▶ **Aim of the exercise**
Please return the records below exactly as they stand, with the pictures removed.

(Data extracted from a collection)
==*==

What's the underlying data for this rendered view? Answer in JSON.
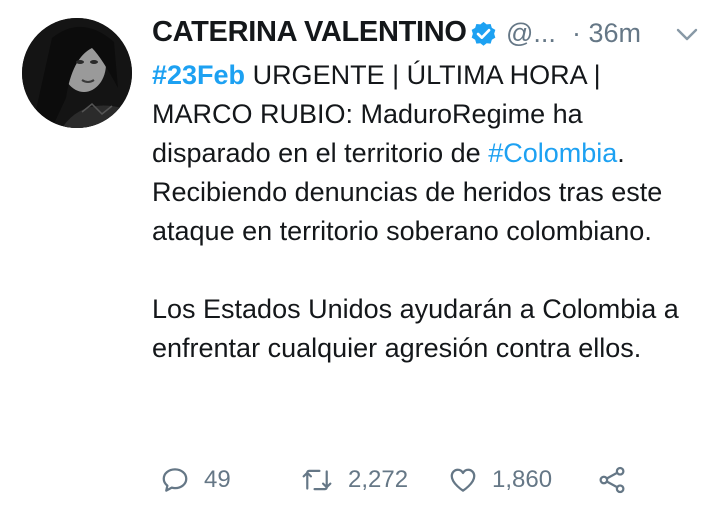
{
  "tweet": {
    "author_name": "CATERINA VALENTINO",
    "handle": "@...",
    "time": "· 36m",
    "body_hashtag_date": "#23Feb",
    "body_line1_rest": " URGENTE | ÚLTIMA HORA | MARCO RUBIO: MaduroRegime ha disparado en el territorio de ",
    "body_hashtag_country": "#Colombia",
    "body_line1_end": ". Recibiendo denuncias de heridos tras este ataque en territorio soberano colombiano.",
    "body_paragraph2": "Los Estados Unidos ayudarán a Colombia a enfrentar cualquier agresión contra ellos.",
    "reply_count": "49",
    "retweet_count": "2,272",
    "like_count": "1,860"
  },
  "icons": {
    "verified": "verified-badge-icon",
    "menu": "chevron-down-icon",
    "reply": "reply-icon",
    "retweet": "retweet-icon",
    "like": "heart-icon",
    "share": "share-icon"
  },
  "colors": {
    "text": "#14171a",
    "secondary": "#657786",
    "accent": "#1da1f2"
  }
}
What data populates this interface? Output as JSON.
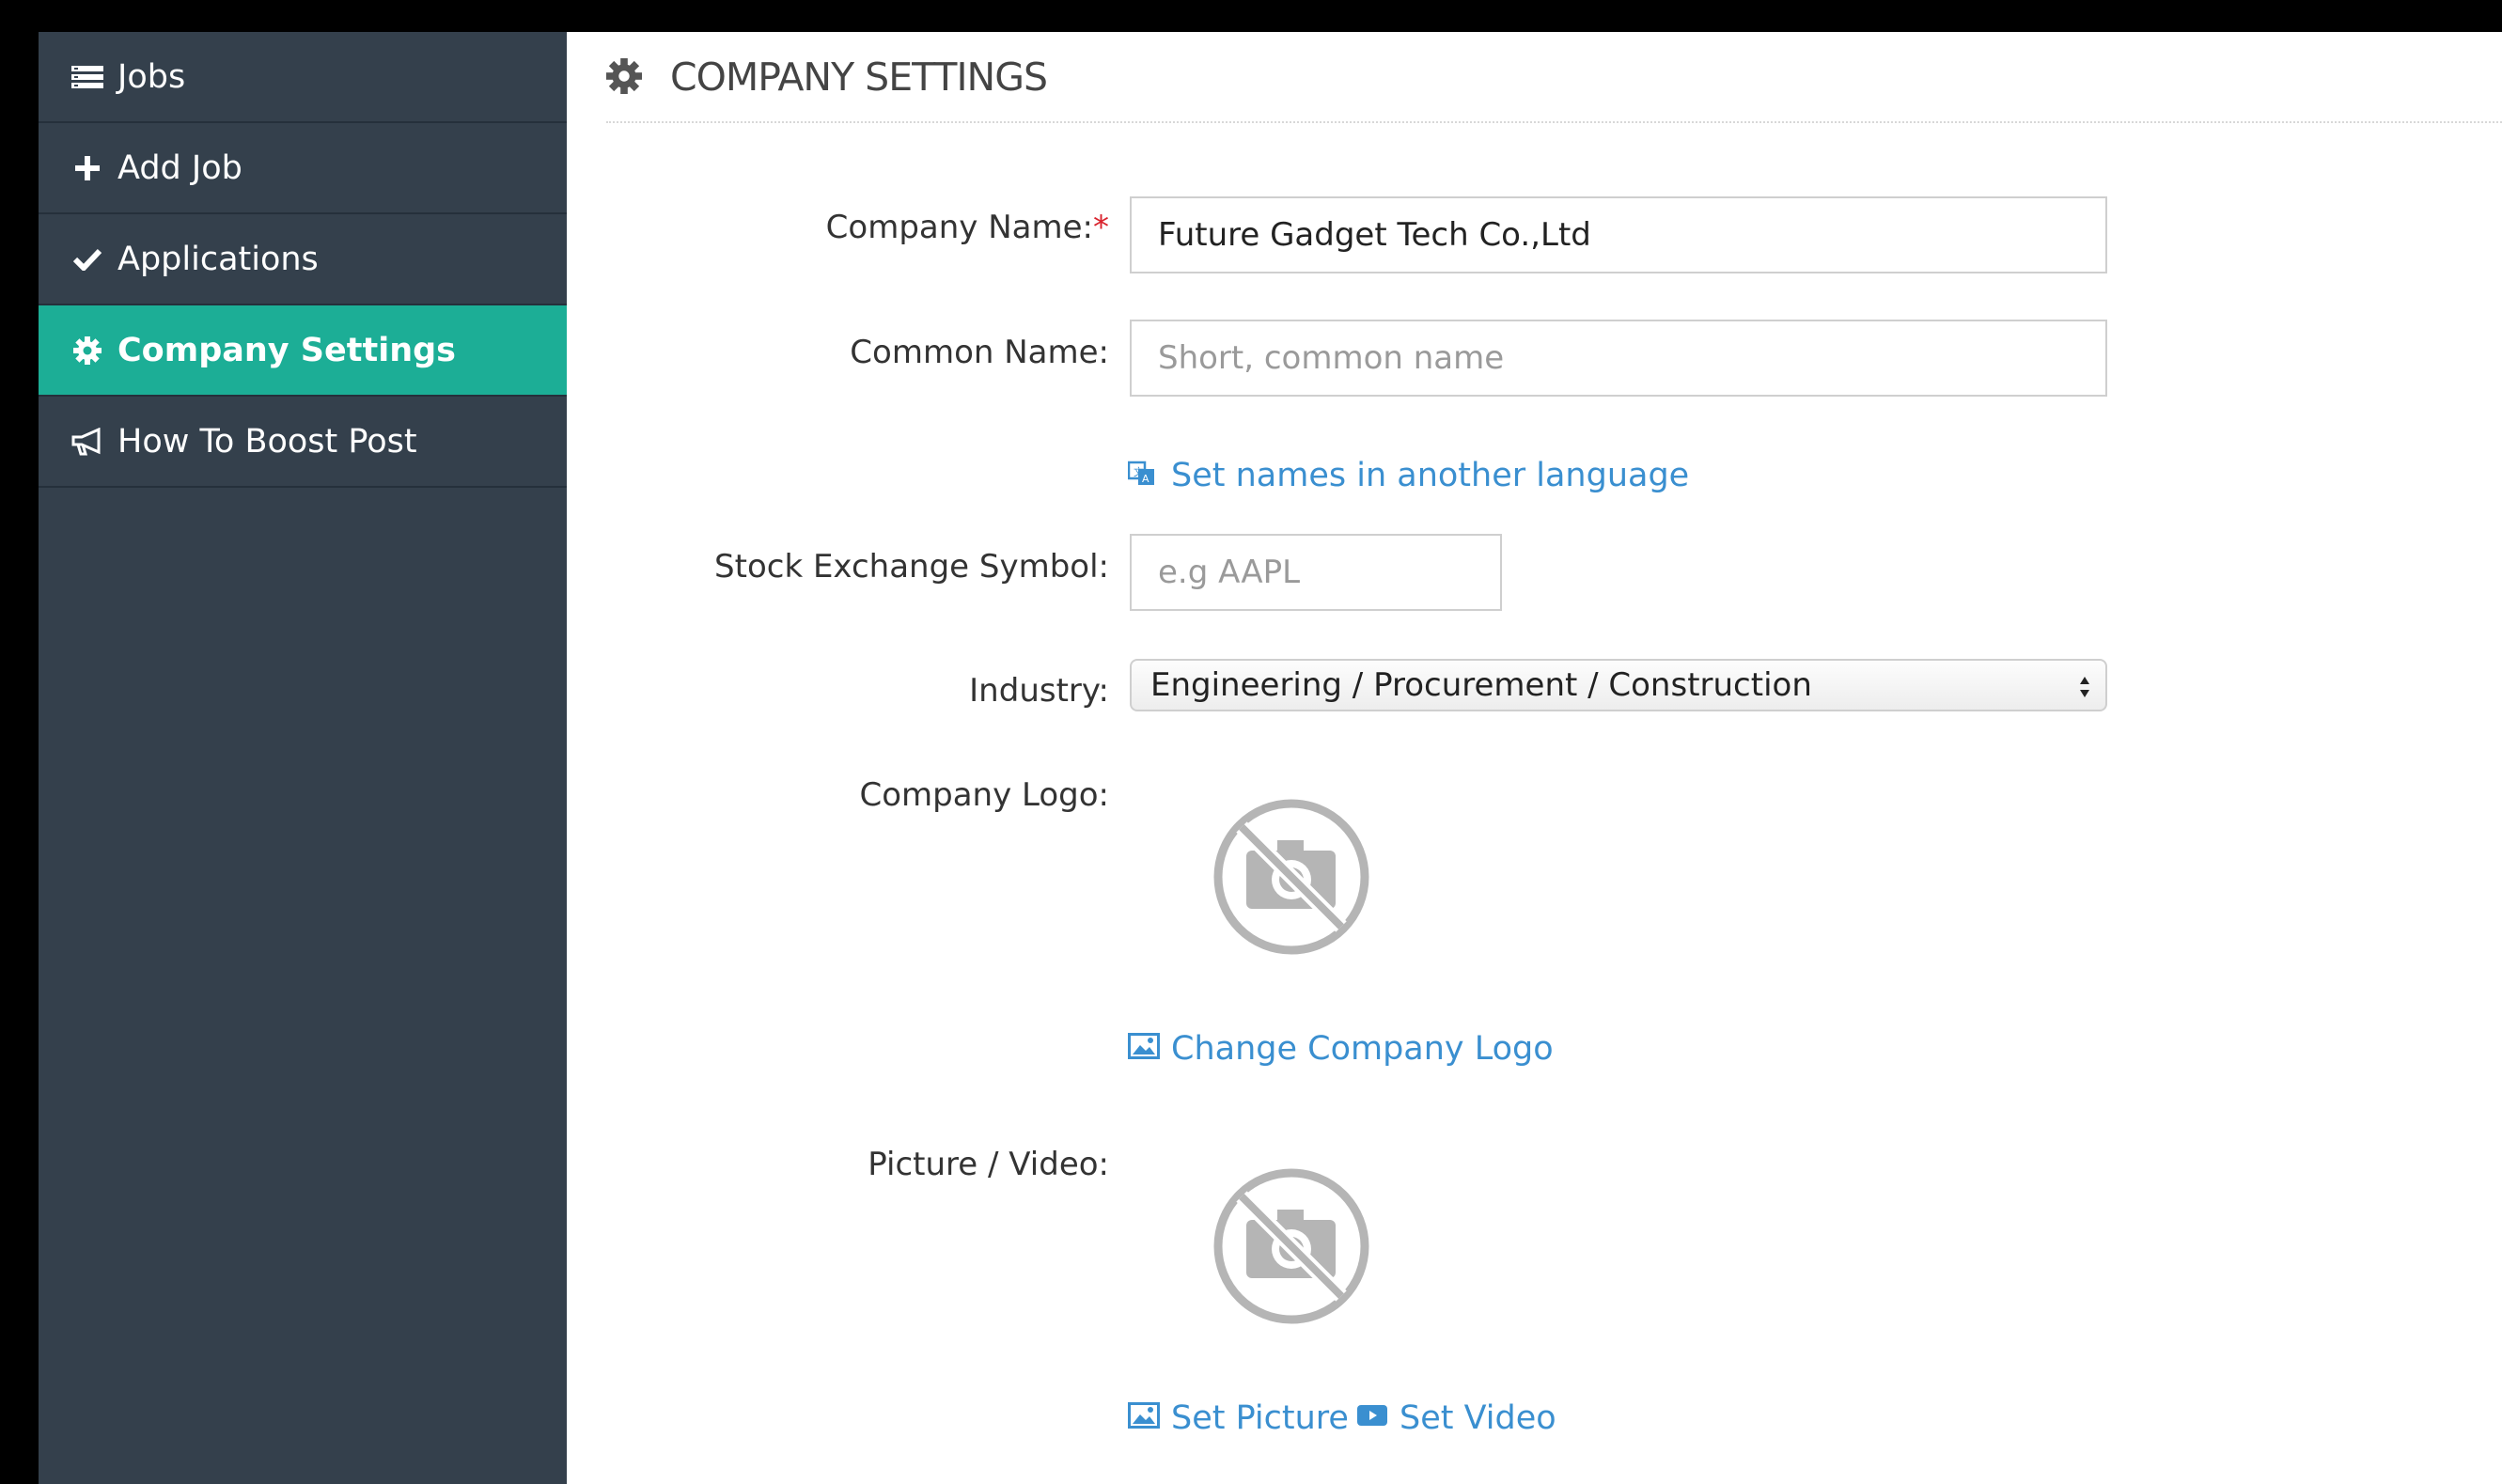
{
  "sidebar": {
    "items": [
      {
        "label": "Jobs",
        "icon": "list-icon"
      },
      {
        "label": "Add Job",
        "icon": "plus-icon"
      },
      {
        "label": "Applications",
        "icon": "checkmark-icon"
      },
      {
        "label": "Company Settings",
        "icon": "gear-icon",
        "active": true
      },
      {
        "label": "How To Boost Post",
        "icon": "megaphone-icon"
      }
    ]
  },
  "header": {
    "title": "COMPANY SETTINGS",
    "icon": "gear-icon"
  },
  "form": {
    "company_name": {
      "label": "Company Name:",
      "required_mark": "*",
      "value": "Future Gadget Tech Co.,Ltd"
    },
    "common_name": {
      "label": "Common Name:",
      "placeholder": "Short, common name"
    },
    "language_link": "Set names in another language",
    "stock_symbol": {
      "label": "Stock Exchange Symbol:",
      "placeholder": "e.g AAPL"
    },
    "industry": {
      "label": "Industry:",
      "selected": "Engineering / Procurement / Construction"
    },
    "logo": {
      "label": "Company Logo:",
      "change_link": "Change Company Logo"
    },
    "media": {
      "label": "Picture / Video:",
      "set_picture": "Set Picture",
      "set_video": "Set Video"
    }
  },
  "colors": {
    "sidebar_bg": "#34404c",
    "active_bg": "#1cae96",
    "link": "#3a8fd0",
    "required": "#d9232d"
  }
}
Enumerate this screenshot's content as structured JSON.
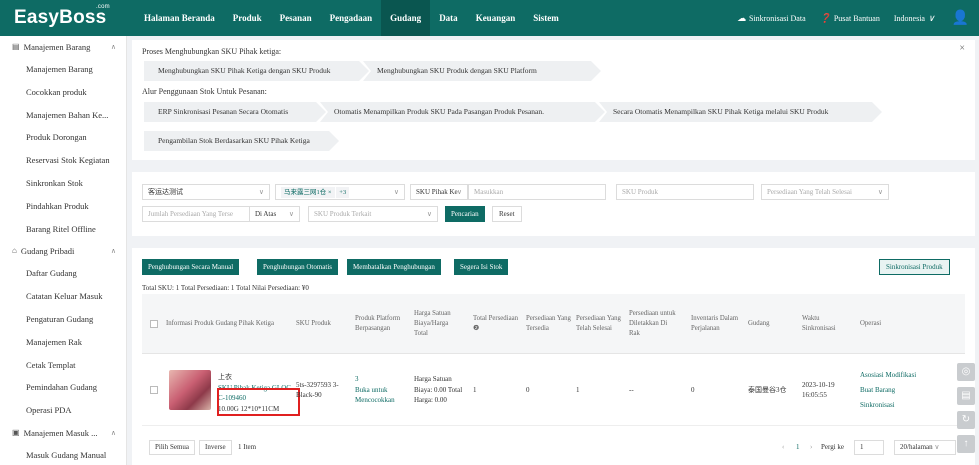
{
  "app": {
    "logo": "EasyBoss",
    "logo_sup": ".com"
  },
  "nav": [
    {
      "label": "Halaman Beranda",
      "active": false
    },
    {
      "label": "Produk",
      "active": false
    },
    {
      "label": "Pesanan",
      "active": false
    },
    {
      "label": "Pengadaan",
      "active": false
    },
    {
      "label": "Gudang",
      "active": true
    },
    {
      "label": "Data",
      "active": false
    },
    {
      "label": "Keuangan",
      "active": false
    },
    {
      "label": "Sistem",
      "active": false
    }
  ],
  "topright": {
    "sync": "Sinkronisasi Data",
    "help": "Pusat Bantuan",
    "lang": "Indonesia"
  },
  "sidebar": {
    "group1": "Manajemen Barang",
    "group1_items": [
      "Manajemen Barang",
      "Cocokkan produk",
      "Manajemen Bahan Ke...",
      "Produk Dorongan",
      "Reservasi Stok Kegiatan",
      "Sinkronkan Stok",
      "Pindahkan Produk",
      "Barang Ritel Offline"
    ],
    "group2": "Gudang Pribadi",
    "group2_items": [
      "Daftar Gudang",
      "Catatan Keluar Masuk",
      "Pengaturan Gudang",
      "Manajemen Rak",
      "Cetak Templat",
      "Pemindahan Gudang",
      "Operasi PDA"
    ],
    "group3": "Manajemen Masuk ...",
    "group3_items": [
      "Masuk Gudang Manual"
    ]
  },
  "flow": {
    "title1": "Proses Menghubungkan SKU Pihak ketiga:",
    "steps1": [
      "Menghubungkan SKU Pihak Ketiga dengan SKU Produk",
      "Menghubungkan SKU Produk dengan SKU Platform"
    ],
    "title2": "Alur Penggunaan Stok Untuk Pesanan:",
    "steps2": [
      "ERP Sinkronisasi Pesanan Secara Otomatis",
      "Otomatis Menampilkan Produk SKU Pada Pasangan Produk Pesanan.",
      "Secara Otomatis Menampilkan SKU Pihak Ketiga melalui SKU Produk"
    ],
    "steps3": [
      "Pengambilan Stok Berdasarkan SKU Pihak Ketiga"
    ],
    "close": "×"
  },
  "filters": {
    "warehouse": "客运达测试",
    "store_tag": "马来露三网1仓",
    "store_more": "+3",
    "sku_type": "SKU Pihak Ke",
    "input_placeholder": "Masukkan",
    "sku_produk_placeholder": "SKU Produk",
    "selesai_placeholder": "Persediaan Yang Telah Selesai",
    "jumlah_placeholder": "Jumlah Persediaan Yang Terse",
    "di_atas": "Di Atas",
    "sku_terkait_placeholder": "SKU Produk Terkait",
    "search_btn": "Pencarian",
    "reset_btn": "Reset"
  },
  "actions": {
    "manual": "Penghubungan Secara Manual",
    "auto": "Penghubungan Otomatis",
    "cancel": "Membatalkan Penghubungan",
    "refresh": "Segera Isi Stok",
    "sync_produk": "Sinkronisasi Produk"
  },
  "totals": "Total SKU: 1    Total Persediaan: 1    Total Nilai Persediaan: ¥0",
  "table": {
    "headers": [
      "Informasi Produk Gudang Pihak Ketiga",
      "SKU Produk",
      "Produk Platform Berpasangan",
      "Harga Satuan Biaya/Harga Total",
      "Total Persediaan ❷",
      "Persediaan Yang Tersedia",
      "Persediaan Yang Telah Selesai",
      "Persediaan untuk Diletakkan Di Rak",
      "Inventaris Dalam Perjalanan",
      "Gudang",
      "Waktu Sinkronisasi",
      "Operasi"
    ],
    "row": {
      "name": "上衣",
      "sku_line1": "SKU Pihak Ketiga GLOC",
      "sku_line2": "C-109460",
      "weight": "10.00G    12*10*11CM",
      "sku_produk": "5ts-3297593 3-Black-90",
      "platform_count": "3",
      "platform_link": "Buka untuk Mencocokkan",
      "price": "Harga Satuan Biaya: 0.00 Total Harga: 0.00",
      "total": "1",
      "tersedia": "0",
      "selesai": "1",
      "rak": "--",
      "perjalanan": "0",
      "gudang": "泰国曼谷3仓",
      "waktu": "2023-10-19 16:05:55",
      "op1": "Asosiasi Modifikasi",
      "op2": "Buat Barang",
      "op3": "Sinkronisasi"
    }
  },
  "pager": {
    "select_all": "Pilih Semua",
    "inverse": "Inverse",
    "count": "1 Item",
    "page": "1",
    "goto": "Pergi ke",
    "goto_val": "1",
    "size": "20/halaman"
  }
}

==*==

▶ **Solution to the problem**
What's the underlying data for this rendered view? Answer in JSON.
{
  "tweet": {
    "author_name": "CATERINA VALENTINO",
    "handle": "@...",
    "time": "· 36m",
    "body_hashtag_date": "#23Feb",
    "body_line1_rest": " URGENTE | ÚLTIMA HORA | MARCO RUBIO: MaduroRegime ha disparado en el territorio de ",
    "body_hashtag_country": "#Colombia",
    "body_line1_end": ". Recibiendo denuncias de heridos tras este ataque en territorio soberano colombiano.",
    "body_paragraph2": "Los Estados Unidos ayudarán a Colombia a enfrentar cualquier agresión contra ellos.",
    "reply_count": "49",
    "retweet_count": "2,272",
    "like_count": "1,860"
  },
  "icons": {
    "verified": "verified-badge-icon",
    "menu": "chevron-down-icon",
    "reply": "reply-icon",
    "retweet": "retweet-icon",
    "like": "heart-icon",
    "share": "share-icon"
  },
  "colors": {
    "text": "#14171a",
    "secondary": "#657786",
    "accent": "#1da1f2"
  }
}
What data populates this interface? Output as JSON.
{
  "sidebar": {
    "items": [
      {
        "label": "Jobs",
        "icon": "list-icon"
      },
      {
        "label": "Add Job",
        "icon": "plus-icon"
      },
      {
        "label": "Applications",
        "icon": "checkmark-icon"
      },
      {
        "label": "Company Settings",
        "icon": "gear-icon",
        "active": true
      },
      {
        "label": "How To Boost Post",
        "icon": "megaphone-icon"
      }
    ]
  },
  "header": {
    "title": "COMPANY SETTINGS",
    "icon": "gear-icon"
  },
  "form": {
    "company_name": {
      "label": "Company Name:",
      "required_mark": "*",
      "value": "Future Gadget Tech Co.,Ltd"
    },
    "common_name": {
      "label": "Common Name:",
      "placeholder": "Short, common name"
    },
    "language_link": "Set names in another language",
    "stock_symbol": {
      "label": "Stock Exchange Symbol:",
      "placeholder": "e.g AAPL"
    },
    "industry": {
      "label": "Industry:",
      "selected": "Engineering / Procurement / Construction"
    },
    "logo": {
      "label": "Company Logo:",
      "change_link": "Change Company Logo"
    },
    "media": {
      "label": "Picture / Video:",
      "set_picture": "Set Picture",
      "set_video": "Set Video"
    }
  },
  "colors": {
    "sidebar_bg": "#34404c",
    "active_bg": "#1cae96",
    "link": "#3a8fd0",
    "required": "#d9232d"
  }
}
Enumerate this screenshot's content as structured JSON.
{
  "app": {
    "logo": "EasyBoss",
    "logo_sup": ".com"
  },
  "nav": [
    {
      "label": "Halaman Beranda",
      "active": false
    },
    {
      "label": "Produk",
      "active": false
    },
    {
      "label": "Pesanan",
      "active": false
    },
    {
      "label": "Pengadaan",
      "active": false
    },
    {
      "label": "Gudang",
      "active": true
    },
    {
      "label": "Data",
      "active": false
    },
    {
      "label": "Keuangan",
      "active": false
    },
    {
      "label": "Sistem",
      "active": false
    }
  ],
  "topright": {
    "sync": "Sinkronisasi Data",
    "help": "Pusat Bantuan",
    "lang": "Indonesia"
  },
  "sidebar": {
    "group1": "Manajemen Barang",
    "group1_items": [
      "Manajemen Barang",
      "Cocokkan produk",
      "Manajemen Bahan Ke...",
      "Produk Dorongan",
      "Reservasi Stok Kegiatan",
      "Sinkronkan Stok",
      "Pindahkan Produk",
      "Barang Ritel Offline"
    ],
    "group2": "Gudang Pribadi",
    "group2_items": [
      "Daftar Gudang",
      "Catatan Keluar Masuk",
      "Pengaturan Gudang",
      "Manajemen Rak",
      "Cetak Templat",
      "Pemindahan Gudang",
      "Operasi PDA"
    ],
    "group3": "Manajemen Masuk ...",
    "group3_items": [
      "Masuk Gudang Manual"
    ]
  },
  "flow": {
    "title1": "Proses Menghubungkan SKU Pihak ketiga:",
    "steps1": [
      "Menghubungkan SKU Pihak Ketiga dengan SKU Produk",
      "Menghubungkan SKU Produk dengan SKU Platform"
    ],
    "title2": "Alur Penggunaan Stok Untuk Pesanan:",
    "steps2": [
      "ERP Sinkronisasi Pesanan Secara Otomatis",
      "Otomatis Menampilkan Produk SKU Pada Pasangan Produk Pesanan.",
      "Secara Otomatis Menampilkan SKU Pihak Ketiga melalui SKU Produk"
    ],
    "steps3": [
      "Pengambilan Stok Berdasarkan SKU Pihak Ketiga"
    ],
    "close": "×"
  },
  "filters": {
    "warehouse": "客运达测试",
    "store_tag": "马来露三网1仓",
    "store_more": "+3",
    "sku_type": "SKU Pihak Ke",
    "input_placeholder": "Masukkan",
    "sku_produk_placeholder": "SKU Produk",
    "selesai_placeholder": "Persediaan Yang Telah Selesai",
    "jumlah_placeholder": "Jumlah Persediaan Yang Terse",
    "di_atas": "Di Atas",
    "sku_terkait_placeholder": "SKU Produk Terkait",
    "search_btn": "Pencarian",
    "reset_btn": "Reset"
  },
  "actions": {
    "manual": "Penghubungan Secara Manual",
    "auto": "Penghubungan Otomatis",
    "cancel": "Membatalkan Penghubungan",
    "refresh": "Segera Isi Stok",
    "sync_produk": "Sinkronisasi Produk"
  },
  "totals": "Total SKU: 1    Total Persediaan: 1    Total Nilai Persediaan: ¥0",
  "table": {
    "headers": [
      "Informasi Produk Gudang Pihak Ketiga",
      "SKU Produk",
      "Produk Platform Berpasangan",
      "Harga Satuan Biaya/Harga Total",
      "Total Persediaan ❷",
      "Persediaan Yang Tersedia",
      "Persediaan Yang Telah Selesai",
      "Persediaan untuk Diletakkan Di Rak",
      "Inventaris Dalam Perjalanan",
      "Gudang",
      "Waktu Sinkronisasi",
      "Operasi"
    ],
    "row": {
      "name": "上衣",
      "sku_line1": "SKU Pihak Ketiga GLOC",
      "sku_line2": "C-109460",
      "weight": "10.00G    12*10*11CM",
      "sku_produk": "5ts-3297593 3-Black-90",
      "platform_count": "3",
      "platform_link": "Buka untuk Mencocokkan",
      "price": "Harga Satuan Biaya: 0.00 Total Harga: 0.00",
      "total": "1",
      "tersedia": "0",
      "selesai": "1",
      "rak": "--",
      "perjalanan": "0",
      "gudang": "泰国曼谷3仓",
      "waktu": "2023-10-19 16:05:55",
      "op1": "Asosiasi Modifikasi",
      "op2": "Buat Barang",
      "op3": "Sinkronisasi"
    }
  },
  "pager": {
    "select_all": "Pilih Semua",
    "inverse": "Inverse",
    "count": "1 Item",
    "page": "1",
    "goto": "Pergi ke",
    "goto_val": "1",
    "size": "20/halaman"
  }
}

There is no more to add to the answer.